WHAT NEEDS TO BE DONE:
Nothing but a number should be given: the count of lines in the listing that include "object".

·····

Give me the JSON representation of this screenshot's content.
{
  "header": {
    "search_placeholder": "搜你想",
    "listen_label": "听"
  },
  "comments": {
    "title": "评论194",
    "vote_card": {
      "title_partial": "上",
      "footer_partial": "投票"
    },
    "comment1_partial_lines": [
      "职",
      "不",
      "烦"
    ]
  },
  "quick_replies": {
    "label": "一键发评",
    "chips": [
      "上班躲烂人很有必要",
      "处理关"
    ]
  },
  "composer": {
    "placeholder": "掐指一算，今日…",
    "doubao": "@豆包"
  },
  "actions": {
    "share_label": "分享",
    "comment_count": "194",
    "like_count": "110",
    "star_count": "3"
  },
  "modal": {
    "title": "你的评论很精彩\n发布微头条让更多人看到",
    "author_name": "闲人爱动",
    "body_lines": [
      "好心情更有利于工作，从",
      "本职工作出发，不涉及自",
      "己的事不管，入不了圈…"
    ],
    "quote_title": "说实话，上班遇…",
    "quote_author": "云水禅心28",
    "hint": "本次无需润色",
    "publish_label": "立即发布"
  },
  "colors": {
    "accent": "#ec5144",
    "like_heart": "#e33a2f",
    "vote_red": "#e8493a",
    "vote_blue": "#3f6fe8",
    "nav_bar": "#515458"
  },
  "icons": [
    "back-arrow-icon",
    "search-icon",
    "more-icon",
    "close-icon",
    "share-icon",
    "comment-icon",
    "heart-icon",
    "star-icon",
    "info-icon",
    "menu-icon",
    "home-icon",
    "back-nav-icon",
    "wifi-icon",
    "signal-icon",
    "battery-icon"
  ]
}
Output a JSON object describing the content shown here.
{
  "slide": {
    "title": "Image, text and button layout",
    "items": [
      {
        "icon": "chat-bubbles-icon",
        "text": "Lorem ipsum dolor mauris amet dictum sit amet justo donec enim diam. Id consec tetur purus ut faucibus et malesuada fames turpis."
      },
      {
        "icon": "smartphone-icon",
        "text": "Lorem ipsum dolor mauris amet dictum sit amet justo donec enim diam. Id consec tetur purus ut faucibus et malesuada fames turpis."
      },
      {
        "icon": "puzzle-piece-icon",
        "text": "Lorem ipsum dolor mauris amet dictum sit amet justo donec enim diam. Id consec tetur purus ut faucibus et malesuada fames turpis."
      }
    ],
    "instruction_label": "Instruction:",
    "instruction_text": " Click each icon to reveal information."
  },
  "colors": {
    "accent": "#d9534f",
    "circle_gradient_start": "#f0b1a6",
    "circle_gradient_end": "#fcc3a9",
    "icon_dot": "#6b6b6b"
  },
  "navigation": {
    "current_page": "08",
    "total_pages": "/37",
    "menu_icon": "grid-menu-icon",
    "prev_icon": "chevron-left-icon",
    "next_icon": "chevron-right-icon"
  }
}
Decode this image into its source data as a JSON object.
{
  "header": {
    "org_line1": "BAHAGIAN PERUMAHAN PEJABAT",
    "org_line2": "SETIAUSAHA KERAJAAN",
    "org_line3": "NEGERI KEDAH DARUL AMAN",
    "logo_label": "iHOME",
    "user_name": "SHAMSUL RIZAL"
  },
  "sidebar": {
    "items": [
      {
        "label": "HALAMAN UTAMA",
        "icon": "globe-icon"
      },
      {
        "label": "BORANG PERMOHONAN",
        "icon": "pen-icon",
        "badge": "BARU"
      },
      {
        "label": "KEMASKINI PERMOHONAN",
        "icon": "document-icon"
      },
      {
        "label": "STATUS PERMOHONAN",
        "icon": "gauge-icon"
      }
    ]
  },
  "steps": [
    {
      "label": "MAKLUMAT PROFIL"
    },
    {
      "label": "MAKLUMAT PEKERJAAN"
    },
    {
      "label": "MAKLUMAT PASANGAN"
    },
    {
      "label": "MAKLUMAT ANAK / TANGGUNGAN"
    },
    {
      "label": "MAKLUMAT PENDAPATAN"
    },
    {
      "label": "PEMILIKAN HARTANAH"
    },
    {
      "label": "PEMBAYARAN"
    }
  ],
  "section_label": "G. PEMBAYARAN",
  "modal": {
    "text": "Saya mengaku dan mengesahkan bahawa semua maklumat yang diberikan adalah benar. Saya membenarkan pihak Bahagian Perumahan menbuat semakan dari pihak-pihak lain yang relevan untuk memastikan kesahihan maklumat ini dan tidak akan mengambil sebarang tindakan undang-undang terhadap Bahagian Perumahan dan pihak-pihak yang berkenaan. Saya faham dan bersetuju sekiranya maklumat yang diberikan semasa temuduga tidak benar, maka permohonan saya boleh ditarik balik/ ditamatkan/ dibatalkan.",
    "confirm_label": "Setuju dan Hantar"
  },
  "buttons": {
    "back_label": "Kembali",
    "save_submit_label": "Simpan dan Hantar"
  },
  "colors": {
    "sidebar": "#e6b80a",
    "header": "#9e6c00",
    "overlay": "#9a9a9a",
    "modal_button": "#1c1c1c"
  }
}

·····

RESULT FOR THIS EXERCISE:
2